FMCSA provides details on safety fitness listening sessions

June 10, 2024

Mark Schremmer


For those who are unable to attend this month’s Texas Trucking Show in Houston, the Federal Motor Carrier Safety Administration is offering a pair of virtual listening sessions to discuss safety fitness determinations for motor carriers.

Last week, FMCSA announced it was hosting a public listening session from 1 to 2:30 p.m. Central on June 29 at Houston’s NRG Center.

On Monday, June 10, the agency confirmed details regarding two online-only listening sessions about safety fitness determinations.

The virtual listening sessions will be on June 25 and July 31. Both of the online listening sessions will be from 1 to 2:30 p.m. Central.

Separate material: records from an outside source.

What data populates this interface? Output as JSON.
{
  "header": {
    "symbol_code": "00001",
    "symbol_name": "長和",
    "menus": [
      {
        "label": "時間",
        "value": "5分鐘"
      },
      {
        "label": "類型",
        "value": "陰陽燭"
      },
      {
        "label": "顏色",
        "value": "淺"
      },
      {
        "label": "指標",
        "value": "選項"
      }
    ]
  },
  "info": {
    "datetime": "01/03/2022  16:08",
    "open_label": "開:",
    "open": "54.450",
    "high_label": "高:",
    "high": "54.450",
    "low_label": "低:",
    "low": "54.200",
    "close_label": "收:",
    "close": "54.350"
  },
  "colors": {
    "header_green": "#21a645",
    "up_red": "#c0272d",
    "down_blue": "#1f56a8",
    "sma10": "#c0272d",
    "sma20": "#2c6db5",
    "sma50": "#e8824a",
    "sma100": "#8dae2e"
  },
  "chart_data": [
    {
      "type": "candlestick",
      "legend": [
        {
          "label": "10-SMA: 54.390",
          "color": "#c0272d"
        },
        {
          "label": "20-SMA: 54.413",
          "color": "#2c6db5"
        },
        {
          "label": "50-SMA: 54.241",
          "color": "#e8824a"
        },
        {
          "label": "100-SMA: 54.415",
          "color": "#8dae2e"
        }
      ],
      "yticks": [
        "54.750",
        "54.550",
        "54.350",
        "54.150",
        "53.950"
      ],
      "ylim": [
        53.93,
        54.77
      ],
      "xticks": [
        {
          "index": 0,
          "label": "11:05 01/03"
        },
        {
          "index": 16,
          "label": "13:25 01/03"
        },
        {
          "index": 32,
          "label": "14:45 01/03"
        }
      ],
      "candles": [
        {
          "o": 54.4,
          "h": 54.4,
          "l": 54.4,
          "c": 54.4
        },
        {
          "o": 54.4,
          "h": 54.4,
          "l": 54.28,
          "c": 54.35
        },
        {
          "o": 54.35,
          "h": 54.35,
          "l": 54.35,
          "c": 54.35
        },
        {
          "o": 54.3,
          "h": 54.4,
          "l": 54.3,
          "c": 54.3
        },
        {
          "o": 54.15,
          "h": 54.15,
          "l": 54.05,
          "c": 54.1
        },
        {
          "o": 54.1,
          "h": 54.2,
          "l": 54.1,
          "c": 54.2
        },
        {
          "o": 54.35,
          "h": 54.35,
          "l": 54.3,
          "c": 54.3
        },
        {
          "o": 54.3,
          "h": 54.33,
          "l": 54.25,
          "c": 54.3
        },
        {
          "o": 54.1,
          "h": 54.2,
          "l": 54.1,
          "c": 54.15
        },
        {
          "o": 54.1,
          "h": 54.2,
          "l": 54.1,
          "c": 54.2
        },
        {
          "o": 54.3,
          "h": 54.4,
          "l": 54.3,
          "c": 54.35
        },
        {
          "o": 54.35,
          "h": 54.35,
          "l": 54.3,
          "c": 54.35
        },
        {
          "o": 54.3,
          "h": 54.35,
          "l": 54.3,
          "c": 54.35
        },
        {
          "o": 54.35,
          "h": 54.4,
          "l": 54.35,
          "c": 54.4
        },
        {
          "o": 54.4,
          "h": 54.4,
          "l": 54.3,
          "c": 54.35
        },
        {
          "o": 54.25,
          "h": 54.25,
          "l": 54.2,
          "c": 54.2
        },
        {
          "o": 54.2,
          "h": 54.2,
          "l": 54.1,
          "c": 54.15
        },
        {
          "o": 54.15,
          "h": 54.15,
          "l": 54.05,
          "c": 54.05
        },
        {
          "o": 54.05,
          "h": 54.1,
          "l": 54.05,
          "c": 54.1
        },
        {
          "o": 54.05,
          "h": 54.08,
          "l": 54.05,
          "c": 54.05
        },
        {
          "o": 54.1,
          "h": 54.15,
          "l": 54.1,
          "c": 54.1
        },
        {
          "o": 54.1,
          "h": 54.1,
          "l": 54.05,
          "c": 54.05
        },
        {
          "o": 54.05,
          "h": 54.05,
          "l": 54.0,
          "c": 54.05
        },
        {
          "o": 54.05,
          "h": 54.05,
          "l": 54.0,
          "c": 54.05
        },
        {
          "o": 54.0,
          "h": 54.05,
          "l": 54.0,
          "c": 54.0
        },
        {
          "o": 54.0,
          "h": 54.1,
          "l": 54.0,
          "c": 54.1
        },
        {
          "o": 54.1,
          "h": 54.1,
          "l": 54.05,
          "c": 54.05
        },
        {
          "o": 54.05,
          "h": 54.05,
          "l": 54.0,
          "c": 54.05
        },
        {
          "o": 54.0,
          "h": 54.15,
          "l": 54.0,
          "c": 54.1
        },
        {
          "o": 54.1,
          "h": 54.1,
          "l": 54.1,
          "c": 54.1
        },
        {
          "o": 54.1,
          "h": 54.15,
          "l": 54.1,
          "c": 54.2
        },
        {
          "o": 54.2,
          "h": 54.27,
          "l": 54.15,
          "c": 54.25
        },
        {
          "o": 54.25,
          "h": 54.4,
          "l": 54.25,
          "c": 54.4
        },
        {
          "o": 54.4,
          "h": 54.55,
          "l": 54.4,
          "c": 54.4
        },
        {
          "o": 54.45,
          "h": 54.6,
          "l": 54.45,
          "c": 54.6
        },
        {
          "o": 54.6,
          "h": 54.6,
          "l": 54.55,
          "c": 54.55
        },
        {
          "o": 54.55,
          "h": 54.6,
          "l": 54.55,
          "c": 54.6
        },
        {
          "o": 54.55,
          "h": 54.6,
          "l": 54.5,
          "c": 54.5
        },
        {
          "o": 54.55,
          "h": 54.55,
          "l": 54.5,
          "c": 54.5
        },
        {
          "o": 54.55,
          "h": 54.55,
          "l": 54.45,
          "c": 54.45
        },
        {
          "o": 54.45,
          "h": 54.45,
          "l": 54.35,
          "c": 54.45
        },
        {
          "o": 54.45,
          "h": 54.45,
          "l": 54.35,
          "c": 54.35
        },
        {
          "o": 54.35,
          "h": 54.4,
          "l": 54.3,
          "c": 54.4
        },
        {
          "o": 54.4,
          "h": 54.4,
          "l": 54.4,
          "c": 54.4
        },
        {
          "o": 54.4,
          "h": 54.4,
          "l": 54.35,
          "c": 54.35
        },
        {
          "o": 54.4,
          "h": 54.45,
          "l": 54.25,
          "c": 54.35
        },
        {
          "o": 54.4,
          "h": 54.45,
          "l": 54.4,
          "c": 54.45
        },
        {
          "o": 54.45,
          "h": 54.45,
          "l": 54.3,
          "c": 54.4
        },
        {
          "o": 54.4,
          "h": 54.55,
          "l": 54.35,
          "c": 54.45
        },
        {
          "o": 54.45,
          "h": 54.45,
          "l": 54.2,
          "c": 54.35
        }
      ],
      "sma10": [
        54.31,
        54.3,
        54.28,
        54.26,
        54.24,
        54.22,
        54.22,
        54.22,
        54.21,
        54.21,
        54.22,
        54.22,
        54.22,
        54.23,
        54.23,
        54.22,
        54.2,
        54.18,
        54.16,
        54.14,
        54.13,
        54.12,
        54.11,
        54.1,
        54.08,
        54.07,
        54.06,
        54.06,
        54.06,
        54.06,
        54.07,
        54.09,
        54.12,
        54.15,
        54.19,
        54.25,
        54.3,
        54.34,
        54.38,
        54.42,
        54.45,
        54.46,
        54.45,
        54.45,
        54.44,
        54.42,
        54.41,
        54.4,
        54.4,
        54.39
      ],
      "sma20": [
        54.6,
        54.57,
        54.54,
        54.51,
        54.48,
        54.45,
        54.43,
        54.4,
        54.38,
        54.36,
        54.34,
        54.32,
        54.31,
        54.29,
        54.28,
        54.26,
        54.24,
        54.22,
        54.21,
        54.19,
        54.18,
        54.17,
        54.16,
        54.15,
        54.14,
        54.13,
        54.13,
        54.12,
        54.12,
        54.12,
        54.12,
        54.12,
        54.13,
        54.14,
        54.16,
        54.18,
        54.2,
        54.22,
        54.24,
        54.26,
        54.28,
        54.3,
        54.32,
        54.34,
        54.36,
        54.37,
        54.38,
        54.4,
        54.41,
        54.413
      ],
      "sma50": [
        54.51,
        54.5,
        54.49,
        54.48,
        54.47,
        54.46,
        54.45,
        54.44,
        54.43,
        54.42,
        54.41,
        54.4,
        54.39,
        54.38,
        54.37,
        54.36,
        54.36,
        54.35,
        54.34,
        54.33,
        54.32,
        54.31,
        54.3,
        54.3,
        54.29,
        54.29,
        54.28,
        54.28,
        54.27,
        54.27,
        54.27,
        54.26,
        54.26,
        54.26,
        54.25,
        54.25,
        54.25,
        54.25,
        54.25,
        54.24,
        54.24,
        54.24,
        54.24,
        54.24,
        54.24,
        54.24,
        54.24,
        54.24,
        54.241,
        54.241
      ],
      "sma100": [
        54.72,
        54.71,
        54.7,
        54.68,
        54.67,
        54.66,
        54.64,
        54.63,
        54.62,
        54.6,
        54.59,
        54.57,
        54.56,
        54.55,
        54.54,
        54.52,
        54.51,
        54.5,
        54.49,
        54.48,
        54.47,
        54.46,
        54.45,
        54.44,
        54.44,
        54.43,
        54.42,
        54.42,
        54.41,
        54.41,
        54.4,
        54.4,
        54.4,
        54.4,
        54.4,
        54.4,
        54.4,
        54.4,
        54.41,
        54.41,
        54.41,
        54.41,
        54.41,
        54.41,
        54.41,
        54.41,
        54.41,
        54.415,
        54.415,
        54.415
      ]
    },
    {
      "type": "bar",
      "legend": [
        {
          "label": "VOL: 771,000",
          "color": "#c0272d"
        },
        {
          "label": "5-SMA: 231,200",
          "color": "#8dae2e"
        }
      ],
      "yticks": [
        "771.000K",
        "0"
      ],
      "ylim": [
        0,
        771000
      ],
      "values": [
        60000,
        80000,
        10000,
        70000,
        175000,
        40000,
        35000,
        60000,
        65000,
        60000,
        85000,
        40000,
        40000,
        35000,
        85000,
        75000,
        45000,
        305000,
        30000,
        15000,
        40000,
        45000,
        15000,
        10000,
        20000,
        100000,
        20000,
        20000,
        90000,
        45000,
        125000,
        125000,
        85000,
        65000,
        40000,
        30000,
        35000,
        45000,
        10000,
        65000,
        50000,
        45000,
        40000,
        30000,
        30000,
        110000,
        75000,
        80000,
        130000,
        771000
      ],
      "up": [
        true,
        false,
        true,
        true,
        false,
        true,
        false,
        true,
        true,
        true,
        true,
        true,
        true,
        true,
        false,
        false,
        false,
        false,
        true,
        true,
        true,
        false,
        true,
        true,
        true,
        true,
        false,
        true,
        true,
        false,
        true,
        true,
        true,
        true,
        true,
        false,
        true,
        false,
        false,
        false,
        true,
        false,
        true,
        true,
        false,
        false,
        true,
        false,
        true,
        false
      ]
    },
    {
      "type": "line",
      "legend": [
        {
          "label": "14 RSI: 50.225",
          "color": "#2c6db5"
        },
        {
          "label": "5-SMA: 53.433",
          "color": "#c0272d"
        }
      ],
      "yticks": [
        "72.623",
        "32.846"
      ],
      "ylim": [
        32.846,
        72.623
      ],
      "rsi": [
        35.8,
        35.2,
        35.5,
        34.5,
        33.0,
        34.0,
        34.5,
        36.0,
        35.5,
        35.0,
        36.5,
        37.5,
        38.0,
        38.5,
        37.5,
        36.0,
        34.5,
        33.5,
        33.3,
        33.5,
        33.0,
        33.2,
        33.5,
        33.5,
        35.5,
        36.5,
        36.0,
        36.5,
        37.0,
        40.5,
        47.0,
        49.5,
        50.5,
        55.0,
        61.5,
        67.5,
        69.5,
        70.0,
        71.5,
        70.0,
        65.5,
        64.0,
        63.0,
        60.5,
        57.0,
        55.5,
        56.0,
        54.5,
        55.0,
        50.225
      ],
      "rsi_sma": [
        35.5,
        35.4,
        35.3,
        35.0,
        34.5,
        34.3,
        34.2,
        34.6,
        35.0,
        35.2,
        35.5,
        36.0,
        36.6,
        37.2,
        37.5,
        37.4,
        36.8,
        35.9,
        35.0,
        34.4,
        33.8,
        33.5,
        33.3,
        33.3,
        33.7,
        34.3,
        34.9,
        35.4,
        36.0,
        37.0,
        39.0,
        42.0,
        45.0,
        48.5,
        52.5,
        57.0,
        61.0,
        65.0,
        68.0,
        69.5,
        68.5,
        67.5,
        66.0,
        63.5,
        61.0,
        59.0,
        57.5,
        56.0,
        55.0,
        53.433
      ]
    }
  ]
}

“The Federal Motor Carrier Safety Administration is seeking public comment as it considers the development of a new methodology to determine when a motor carrier is not fit to operate commercial motor vehicles in or affecting interstate commerce,” the agency wrote. “Before proceeding with next steps in the rulemaking process, FMCSA will host a series of one in-person and two virtual listening sessions to gather public comment.”

Last August, FMCSA published an advance notice of proposed rulemaking that asked for feedback on whether the process to determine a motor carrier’s safety fitness needs to be revised.

All three listening sessions are part of an attempt to gather additional feedback before moving forward with a formal proposal.

“Specifically, the agency would like to hear from members of the public on issues of concern relating to safety fitness determination, including, for example, the three-tiered rating system (Satisfactory, Unsatisfactory, Conditional) versus changing to a proposed single rating only when a carrier is found to be unfit,” FMCSA wrote in the notice.

In comments submitted in November, the Owner-Operator Independent Drivers Association told the agency that the current system is ineffective.

“The FMCSA safety fitness determination process has a direct effect on motor carriers’ ability to stay in business,” OOIDA wrote in its comments. “Historically, the safety fitness determination structure has not been proven as a reliable methodology to properly determine a motor carrier’s fitness to operate. Most of the (program’s) shortcomings relate to the inaccuracy and inconsistency of the data that is collected and analyzed during a safety investigation.”

How to participate

The listening session in Houston is open to the public, and there will be an opportunity for individuals to comment. Attendees do not need to pre-register for the listening session, but registration is required for the Texas Truck Show.

Information on how to register for the June 25 and July 31 online sessions can be found here.

For those who are unable to attend any of the listening sessions, FMCSA will accept written comments through Aug. 7 at LL